Manual invoicing records also cost more to process. Hidden fees such as receiving, validation, payments, archiving and disputes come at a larger cost when done manually.

When the tax man comes

Tax season is one of the most stressful times of the year for business leaders and finance managers. Poor expense recording is partly to blame. Business expenses come in different forms, and they are not always tax-deductible. For example, employee salaries which are considered as part of income generation is usually tax-deductible, whereas employee medical expense might not. When businesses do not have a good invoicing system in place, it becomes harder to tell which expenses are deductible and which are not.

With manual expense recording, businesses and employees face an information gap when they forget to record how and where the expense was made. In contrast, an invoice management system allows expense categorisation the moment it is entered into the database. Further categorisation by tagging tax-deductible expenses allows the system to store, organise, and furnish the information come tax time. 

Smarter invoice management 

With accelerated digitalisation in the past year and a half, businesses no longer need to rely on manual, paper-based processes for invoice and expense management. Several tech solutions in the market today automate financial processes, providing almost instantaneous accounts payable information with one click.

Data storage is also easier with smart invoice management. Instead of filing paperwork in steel cabinets, information is stored electronically in regulatory-compliant formats. As work transitions away from physical pen and paper, using a digital invoice management system provides future-proofing for businesses. 

Why go digital?

  • Enhance compliance and gain visibility: From a compliance perspective, having a paper trail is essential to verifying that a business employs good accounting practices. Clear digital records can protect businesses from charges of fraud or misreporting. Most internal revenue agencies also require businesses to keep transaction records for up to five years. Moreover, thorough expense records and reviews ensures the business is always on track with cash flow.
  • Establish better invoicing structure and integration: At a time when businesses are expected to be more agile, a digital invoice manager standardises and presents data in a meaningful way. This allows managers to make informed spending decisions by identifying trends and analysing spending patterns. Invoice software can also automatically flag exceptions or discrepancies for review to improve business agility.
  • Receive precise, real-time data: With a digital invoice manager, business leaders and managers can check on business spending from their devices or on the web, saving time spent on looking for physical files. It also provides automatic two- and three-way matching to immediately resolve discrepancies.

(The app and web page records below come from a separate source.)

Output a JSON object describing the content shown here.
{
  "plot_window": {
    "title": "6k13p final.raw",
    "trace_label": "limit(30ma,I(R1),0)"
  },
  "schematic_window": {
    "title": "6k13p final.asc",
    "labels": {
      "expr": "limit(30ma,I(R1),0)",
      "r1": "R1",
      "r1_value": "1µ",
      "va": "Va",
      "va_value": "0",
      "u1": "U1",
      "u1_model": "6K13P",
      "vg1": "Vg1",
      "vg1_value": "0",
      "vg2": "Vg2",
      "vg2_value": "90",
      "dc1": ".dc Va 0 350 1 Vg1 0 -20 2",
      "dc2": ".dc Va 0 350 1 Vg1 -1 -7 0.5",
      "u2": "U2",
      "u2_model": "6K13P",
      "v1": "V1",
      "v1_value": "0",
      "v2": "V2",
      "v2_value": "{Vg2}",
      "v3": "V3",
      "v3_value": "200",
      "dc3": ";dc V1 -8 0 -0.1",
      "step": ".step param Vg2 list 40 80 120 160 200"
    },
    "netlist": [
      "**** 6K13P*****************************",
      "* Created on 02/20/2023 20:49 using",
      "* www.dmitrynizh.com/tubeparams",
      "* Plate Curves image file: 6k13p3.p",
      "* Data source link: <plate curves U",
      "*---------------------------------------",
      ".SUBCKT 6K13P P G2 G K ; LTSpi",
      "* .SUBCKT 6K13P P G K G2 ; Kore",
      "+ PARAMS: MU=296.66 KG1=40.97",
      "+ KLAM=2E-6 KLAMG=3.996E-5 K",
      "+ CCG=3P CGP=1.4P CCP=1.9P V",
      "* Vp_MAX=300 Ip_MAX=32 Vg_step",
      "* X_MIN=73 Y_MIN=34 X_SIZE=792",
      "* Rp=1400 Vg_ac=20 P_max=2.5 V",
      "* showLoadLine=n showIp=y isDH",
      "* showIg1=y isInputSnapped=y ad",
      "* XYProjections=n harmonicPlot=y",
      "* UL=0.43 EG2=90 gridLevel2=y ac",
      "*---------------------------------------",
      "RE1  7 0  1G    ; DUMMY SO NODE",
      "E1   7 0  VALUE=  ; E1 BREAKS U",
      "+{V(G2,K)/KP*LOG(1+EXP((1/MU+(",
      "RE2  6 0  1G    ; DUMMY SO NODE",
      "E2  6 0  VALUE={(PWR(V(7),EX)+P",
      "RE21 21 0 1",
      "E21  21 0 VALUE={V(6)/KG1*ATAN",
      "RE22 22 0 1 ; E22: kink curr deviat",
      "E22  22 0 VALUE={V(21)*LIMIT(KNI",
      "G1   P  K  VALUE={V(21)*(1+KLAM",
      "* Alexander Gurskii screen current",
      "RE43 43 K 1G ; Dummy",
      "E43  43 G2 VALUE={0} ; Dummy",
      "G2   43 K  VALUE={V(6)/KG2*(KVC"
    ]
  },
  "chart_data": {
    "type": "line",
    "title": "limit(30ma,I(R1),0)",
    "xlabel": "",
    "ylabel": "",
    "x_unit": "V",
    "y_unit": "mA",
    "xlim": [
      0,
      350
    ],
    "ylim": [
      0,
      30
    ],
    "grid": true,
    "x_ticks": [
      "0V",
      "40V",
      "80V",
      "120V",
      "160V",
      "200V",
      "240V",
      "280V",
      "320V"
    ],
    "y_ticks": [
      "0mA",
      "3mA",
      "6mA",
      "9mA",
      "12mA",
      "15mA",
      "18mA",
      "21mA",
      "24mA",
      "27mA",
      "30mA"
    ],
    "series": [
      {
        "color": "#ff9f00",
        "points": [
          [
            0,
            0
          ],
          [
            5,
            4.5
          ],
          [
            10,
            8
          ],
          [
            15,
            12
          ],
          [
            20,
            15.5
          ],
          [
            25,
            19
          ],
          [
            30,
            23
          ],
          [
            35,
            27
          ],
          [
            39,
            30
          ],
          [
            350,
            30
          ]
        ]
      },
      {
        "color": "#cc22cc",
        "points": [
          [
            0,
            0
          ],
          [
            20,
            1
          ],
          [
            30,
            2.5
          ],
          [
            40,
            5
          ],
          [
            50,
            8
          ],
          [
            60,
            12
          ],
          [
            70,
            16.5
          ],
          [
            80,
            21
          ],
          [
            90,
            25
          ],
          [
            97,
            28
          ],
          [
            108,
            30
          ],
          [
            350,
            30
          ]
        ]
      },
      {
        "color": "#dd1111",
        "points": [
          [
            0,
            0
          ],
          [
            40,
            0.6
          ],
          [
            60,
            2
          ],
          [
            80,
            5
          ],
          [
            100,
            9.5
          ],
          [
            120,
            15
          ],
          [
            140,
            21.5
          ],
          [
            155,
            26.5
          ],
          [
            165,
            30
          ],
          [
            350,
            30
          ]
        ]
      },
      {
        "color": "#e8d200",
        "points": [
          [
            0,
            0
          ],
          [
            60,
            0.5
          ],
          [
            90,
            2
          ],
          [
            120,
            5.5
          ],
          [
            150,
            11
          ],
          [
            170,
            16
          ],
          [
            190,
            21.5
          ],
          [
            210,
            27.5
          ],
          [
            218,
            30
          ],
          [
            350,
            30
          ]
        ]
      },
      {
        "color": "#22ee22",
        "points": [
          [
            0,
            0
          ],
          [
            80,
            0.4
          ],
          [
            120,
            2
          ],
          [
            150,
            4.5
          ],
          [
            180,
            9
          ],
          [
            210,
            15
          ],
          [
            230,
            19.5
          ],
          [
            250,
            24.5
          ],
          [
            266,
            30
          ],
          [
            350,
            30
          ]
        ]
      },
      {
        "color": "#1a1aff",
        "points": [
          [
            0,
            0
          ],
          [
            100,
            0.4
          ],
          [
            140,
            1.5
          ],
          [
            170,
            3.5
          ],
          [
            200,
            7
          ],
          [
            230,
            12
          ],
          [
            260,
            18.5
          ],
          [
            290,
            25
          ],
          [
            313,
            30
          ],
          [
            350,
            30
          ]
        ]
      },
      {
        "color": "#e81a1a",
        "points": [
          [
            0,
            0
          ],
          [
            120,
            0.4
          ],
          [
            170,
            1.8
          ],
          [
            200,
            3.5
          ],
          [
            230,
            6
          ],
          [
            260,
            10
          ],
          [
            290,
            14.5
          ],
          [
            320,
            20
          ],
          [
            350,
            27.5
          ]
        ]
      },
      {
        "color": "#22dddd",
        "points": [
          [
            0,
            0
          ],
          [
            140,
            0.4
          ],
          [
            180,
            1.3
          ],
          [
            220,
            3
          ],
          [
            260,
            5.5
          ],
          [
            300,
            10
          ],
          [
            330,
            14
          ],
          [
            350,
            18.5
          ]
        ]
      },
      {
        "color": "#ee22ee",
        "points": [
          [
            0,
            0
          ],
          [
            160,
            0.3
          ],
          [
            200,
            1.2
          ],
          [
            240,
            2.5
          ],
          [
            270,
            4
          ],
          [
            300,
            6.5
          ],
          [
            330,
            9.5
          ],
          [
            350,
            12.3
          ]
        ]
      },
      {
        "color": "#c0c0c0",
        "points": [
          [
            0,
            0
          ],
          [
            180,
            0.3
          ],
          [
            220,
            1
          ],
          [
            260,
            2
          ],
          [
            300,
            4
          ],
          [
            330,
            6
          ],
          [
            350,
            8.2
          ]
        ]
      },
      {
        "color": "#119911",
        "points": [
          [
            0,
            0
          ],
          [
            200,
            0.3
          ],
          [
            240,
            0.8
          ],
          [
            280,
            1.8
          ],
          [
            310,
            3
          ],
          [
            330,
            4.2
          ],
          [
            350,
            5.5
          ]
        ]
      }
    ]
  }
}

Automate for the future

It may be surprising to hear that many businesses in Singapore and the Asia Pacific still rely on manual accounting processes. As one of the most technologically advanced regions, businesses still tend to be more traditional when it comes to expense management.

Yet paper invoicing may well become a thing of the past as businesses accelerate transformation in their operations as well as spend management. By doing so, organisations can become more resilient when faced with the next crisis.